"They are tremendously expensive, the amount of money we spend on that is incredible and South Korea contributes but not 100 percent which is certainly a subject that we need to talk to them about also and that has to do with the military expenditures and also the trade".
Quite a bit, compared to the U.S.
"In the short term, President Trump can claim he defused a very unsafe situation, but it's going to come back to haunt the United States and its allies because basically Trump has unintentionally, but in real terms, given a blank check, a free pass, to Kim to carry on, to basically continue what he's doing", as sanctions enforcement is eased, Lee said. "The new element is that we agreed to stop our annual exercise cycle with our South Korean allies".
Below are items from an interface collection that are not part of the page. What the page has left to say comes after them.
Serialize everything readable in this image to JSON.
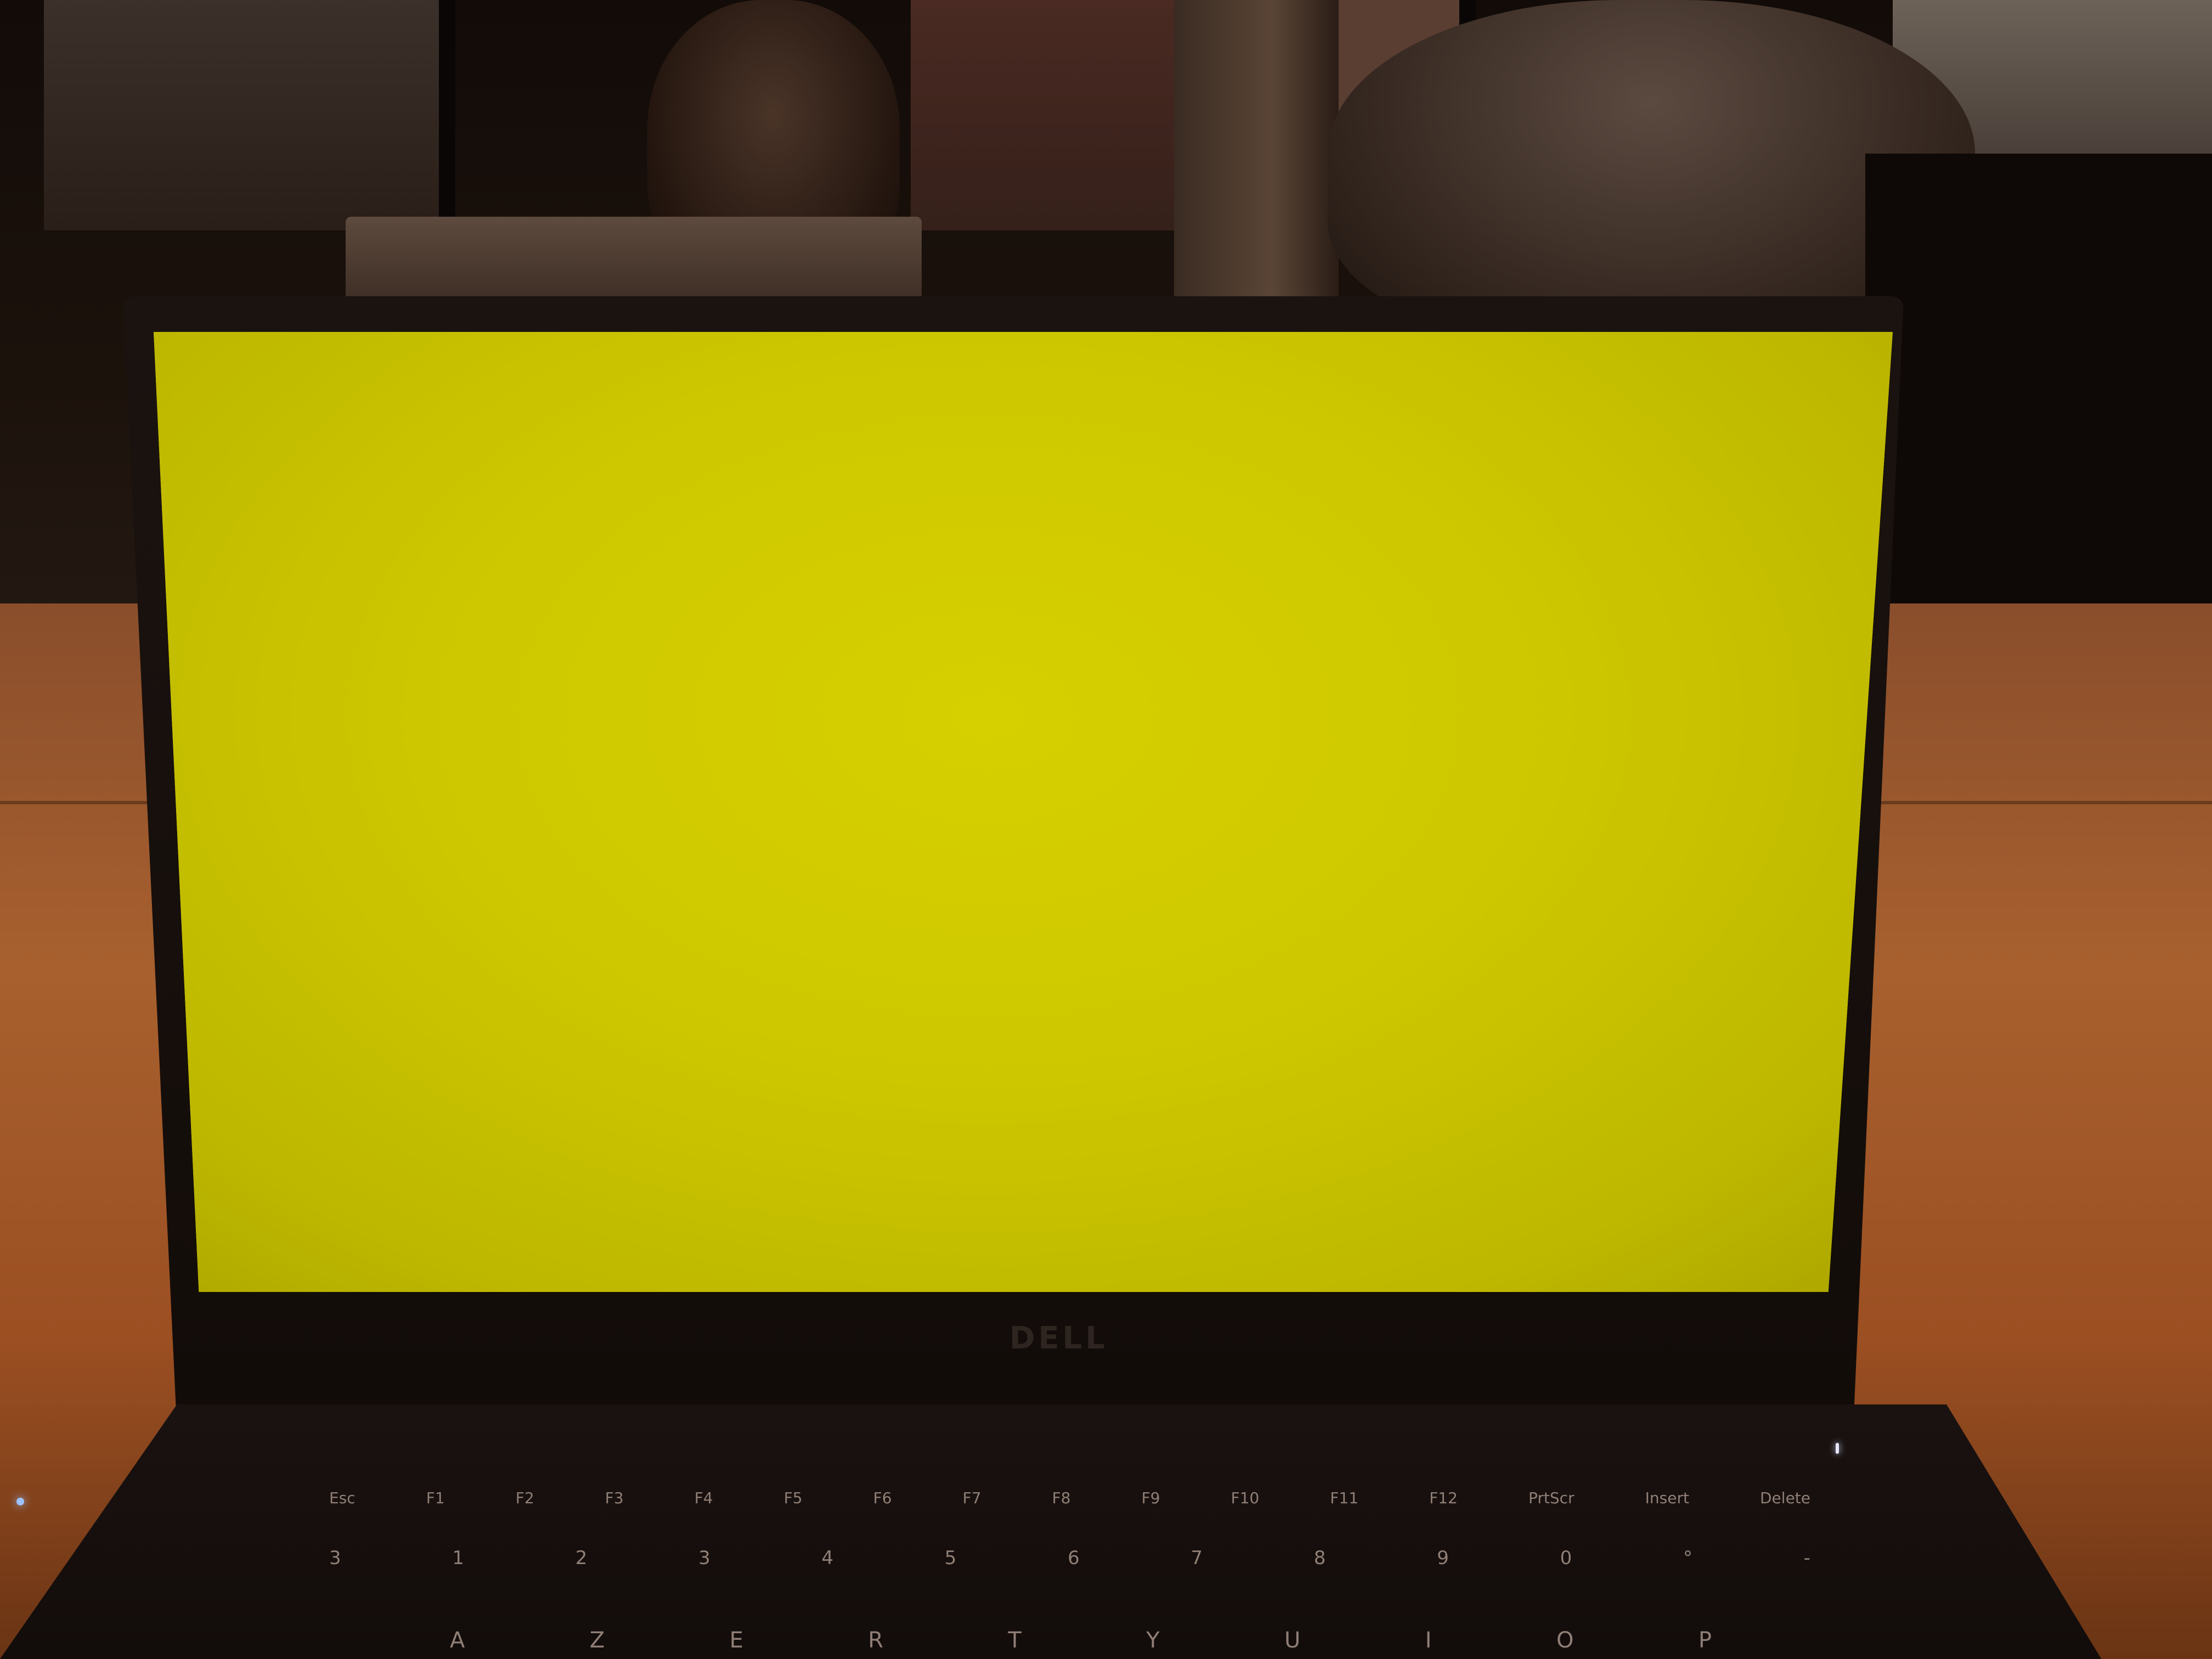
{
  "screen": {
    "color": "#d2cc00"
  },
  "laptop": {
    "brand": "DELL",
    "function_keys": [
      "Esc",
      "F1",
      "F2",
      "F3",
      "F4",
      "F5",
      "F6",
      "F7",
      "F8",
      "F9",
      "F10",
      "F11",
      "F12",
      "PrtScr",
      "Insert",
      "Delete"
    ],
    "number_keys": [
      "3",
      "1",
      "2",
      "3",
      "4",
      "5",
      "6",
      "7",
      "8",
      "9",
      "0",
      "°",
      "-"
    ],
    "letter_keys": [
      "A",
      "Z",
      "E",
      "R",
      "T",
      "Y",
      "U",
      "I",
      "O",
      "P"
    ]
  }
}
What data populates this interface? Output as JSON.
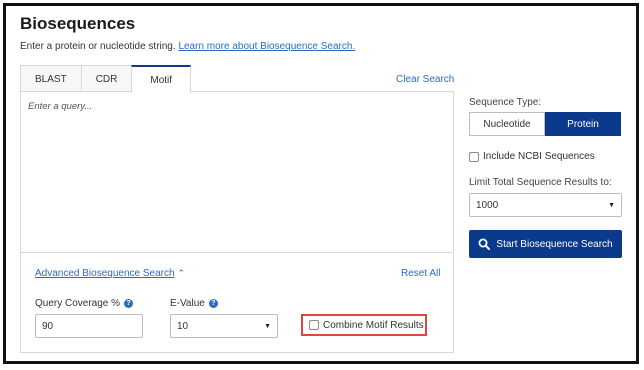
{
  "page": {
    "title": "Biosequences",
    "subtitle_text": "Enter a protein or nucleotide string.",
    "subtitle_link": "Learn more about Biosequence Search."
  },
  "tabs": [
    {
      "label": "BLAST",
      "active": false
    },
    {
      "label": "CDR",
      "active": false
    },
    {
      "label": "Motif",
      "active": true
    }
  ],
  "clear_search": "Clear Search",
  "query": {
    "placeholder": "Enter a query...",
    "value": ""
  },
  "advanced": {
    "link_label": "Advanced Biosequence Search",
    "reset_label": "Reset All",
    "query_coverage": {
      "label": "Query Coverage %",
      "value": "90"
    },
    "e_value": {
      "label": "E-Value",
      "value": "10"
    },
    "combine_motif": {
      "label": "Combine Motif Results",
      "checked": false
    }
  },
  "sidebar": {
    "sequence_type_label": "Sequence Type:",
    "sequence_types": [
      {
        "label": "Nucleotide",
        "selected": false
      },
      {
        "label": "Protein",
        "selected": true
      }
    ],
    "include_ncbi": {
      "label": "Include NCBI Sequences",
      "checked": false
    },
    "limit_label": "Limit Total Sequence Results to:",
    "limit_value": "1000",
    "start_button": "Start Biosequence Search"
  },
  "colors": {
    "primary": "#0b3a8c",
    "link": "#2b6cc4",
    "highlight": "#e0463c"
  }
}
Asked about the issue after the meeting, President Trump said he'd been lobbied about the issue even as a presidential candidate. The president said the drills cost the US a "tremendous amount of money", and that South Korea hasn't always chipped in enough.
When asked to clarify Pence's message on whether the joint military exercises would continue, Gardner, who leads a Senate panel overseeing policy toward North Korea, responded: "I think there are certain exercises that will continue, yes".
"I don't think he knows much about, quite frankly, anything when it comes to foreign affairs, national security, even a thing like the war games", said former CIA Director John Brennan of Trump on MSNBC's "Deadline: White House" on Tuesday.